Course instructors are a vital part of the Summer@Brown experience. Many are on the faculty at Brown University and all come to Summer@Brown with a diverse range of backgrounds, experience and knowledge that they are eager to impart on Summer@Brown students.
We checked in with Phoenix Savage, an assistant professor of art at Tougaloo College, a historically black college in Jackson, Mississippi, and 53-year University partner of Brown. Last summer, Professor Savage taught “When Old Artists Were You: Gaining Your Edge through Critical/Creative Making” for Summer@Brown. This summer she will teach “Gaining Your Creative Edge: Paper Into Sculpture“.
She shared some thoughts on teaching at Summer@Brown and what she hopes students take away from her class.
I am a sculptor, I work in cast metal and installation art. I am one of very few African American female artists who works in cast iron as a fine art medium. I currently teach at Tougaloo College and that is my connection to Summer@Brown. The two schools have a long-standing partnership that supports student/faculty exchange. Summer 2017 was my second opportunity to teach an experimental sculpture course with Summer@Brown.
Last summer we narrowed our focus to using paper. We began with making the actual paper. The paper-making process took the full first week. Once each student had at least 20 sheets of handmade paper they constructed sculptures from the paper. Students were free to express their sculpture in any direction, the only true restriction was size so that students would be able to transport the sculpture home.
The subject matter I teach is important not because it is Art, or Art is great – it is – but the true reason to engage the courses I teach is for the opportunity to allow the mind time to explore itself. Our lives are extremely busy, filled with mundane and extraordinary events on a revolving basis. Taking my Summer@Brown art class is gifting the brain a chance to slow down, go deeply inward and manifest a three-dimensional version of the student’s inner thoughts. It’s a joy.
It takes students a minute to adjust to the pace, and adjust to the idea that it is ok not to have had art skills prior to taking the class. We are all creative when allowed to be so. I love my time teaching here. While I’m teaching, I am also exploring with the students. Their thoughts bring freshness to my own thinking. I do not present art lessons as if I hold the only answers. The point of the class is to explore all possible answers. Once students catch on to that premise of the class, they go into groove mode and it is a delight to see.
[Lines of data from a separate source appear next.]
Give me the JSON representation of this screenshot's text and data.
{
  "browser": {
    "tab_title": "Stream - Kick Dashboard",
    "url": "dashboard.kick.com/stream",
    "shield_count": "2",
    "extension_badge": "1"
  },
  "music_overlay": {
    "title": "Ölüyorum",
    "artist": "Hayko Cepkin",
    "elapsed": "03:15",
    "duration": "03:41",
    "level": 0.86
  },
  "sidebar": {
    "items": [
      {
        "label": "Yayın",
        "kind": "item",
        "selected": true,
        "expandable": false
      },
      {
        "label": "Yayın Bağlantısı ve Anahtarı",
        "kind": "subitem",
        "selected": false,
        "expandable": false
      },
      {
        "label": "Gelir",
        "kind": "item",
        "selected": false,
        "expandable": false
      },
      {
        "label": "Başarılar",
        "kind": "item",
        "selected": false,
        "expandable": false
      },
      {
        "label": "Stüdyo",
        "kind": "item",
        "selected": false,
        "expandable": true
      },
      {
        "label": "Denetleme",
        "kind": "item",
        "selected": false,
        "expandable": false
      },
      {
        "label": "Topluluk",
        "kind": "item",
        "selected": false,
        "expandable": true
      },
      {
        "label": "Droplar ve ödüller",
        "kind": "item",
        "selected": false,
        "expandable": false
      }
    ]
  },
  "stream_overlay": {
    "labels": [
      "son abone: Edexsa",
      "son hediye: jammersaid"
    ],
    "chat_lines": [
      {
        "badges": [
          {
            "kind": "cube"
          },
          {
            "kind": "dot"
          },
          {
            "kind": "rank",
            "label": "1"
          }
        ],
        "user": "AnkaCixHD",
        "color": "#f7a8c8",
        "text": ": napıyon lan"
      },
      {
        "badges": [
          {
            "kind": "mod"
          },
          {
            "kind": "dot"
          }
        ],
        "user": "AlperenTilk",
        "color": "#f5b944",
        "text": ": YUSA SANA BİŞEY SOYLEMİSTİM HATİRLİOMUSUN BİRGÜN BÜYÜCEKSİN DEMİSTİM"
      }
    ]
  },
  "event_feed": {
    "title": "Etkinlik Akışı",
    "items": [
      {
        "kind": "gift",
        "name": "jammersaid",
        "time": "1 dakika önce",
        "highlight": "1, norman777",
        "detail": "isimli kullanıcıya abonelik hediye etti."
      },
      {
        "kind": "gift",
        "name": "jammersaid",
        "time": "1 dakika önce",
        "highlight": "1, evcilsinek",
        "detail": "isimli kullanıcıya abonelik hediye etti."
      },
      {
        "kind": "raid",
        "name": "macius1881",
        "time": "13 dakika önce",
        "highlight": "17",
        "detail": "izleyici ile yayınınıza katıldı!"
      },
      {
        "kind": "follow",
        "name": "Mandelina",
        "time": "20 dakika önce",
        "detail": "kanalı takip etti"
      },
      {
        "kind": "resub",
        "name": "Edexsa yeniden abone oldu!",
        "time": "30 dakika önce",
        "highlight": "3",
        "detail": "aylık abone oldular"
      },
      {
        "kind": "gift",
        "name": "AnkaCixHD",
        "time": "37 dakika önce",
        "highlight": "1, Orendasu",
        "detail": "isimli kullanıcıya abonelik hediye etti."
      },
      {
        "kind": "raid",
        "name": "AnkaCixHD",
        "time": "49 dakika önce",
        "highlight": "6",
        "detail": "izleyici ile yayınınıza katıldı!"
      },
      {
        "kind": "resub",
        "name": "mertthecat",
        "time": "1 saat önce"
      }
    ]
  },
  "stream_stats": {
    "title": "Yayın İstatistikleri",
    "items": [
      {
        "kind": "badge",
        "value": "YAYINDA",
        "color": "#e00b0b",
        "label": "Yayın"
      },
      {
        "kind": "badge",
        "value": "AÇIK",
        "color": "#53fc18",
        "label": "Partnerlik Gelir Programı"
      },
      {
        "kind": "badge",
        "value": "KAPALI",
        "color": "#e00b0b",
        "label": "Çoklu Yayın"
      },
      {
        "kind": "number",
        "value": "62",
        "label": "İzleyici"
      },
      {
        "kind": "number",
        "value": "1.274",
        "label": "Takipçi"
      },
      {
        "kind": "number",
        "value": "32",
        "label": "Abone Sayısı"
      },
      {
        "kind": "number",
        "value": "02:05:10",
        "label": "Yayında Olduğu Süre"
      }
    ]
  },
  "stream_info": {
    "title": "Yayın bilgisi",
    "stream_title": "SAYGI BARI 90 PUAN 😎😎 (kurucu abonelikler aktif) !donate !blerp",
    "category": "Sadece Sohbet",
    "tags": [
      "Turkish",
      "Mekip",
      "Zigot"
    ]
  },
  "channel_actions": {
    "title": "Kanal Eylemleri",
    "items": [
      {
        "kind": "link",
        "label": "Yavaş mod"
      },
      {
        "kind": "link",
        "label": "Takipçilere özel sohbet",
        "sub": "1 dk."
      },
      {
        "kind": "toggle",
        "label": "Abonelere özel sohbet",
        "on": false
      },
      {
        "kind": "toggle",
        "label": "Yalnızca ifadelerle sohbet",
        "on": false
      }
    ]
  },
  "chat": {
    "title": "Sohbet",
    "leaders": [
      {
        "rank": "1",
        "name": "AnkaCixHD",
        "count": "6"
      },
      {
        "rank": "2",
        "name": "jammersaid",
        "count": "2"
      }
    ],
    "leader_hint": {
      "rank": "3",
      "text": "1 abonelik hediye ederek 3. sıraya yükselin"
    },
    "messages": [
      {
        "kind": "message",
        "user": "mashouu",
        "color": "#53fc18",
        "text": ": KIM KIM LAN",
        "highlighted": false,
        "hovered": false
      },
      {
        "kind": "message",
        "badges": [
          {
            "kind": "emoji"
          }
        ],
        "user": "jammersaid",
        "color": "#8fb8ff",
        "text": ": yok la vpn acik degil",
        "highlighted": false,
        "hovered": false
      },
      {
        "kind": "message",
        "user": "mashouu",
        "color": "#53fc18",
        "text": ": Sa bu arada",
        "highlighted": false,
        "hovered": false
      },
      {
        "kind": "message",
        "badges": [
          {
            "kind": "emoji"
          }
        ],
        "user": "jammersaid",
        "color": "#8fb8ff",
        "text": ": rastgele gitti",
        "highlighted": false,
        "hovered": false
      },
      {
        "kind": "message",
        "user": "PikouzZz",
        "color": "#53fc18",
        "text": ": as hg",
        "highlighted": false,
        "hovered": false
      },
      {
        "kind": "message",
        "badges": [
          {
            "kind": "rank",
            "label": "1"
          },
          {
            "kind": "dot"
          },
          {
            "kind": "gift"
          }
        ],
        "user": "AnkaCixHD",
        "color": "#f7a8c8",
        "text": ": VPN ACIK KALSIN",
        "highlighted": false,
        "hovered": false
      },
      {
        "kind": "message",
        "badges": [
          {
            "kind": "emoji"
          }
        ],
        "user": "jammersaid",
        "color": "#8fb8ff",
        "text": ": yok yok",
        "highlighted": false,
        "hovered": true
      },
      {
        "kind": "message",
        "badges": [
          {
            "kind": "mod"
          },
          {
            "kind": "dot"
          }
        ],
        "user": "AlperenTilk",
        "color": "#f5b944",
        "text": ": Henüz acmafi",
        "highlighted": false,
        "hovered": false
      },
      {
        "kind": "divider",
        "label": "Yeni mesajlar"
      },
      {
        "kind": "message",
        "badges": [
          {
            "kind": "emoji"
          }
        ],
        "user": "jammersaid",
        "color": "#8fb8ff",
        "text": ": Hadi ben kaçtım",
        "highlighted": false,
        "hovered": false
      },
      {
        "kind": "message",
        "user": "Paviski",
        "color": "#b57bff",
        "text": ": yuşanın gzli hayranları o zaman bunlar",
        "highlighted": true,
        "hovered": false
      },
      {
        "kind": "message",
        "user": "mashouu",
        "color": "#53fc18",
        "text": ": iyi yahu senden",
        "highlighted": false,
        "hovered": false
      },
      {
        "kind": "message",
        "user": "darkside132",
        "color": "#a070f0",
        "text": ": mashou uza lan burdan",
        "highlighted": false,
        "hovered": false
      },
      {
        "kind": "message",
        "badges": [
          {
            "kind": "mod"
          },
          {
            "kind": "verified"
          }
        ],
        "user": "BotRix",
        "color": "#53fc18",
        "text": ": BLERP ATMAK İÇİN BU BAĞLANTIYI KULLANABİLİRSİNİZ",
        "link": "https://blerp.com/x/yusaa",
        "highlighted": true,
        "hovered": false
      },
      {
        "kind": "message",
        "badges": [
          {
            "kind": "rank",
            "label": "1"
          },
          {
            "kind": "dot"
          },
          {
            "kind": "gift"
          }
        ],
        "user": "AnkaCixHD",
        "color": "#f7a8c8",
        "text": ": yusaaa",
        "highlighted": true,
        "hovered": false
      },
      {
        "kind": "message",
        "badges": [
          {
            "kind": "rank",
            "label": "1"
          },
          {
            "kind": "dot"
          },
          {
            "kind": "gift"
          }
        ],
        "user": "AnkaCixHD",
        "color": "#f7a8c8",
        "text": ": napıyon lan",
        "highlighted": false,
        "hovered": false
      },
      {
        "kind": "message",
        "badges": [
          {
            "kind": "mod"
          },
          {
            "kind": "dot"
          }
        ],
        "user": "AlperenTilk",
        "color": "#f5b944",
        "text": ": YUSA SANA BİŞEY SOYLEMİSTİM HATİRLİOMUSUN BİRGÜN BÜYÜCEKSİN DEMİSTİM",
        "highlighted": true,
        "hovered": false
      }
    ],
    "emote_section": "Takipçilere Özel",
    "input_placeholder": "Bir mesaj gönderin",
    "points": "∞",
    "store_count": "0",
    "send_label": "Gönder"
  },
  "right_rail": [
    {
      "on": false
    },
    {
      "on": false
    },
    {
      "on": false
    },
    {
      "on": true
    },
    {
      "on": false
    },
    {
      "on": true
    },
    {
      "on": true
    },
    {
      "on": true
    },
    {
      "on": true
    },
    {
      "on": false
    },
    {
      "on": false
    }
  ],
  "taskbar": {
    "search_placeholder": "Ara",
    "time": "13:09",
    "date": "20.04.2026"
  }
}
To learn more about what it was like to take Professor Phoenix’s class, read about student Abby Kaup’s experience last summer.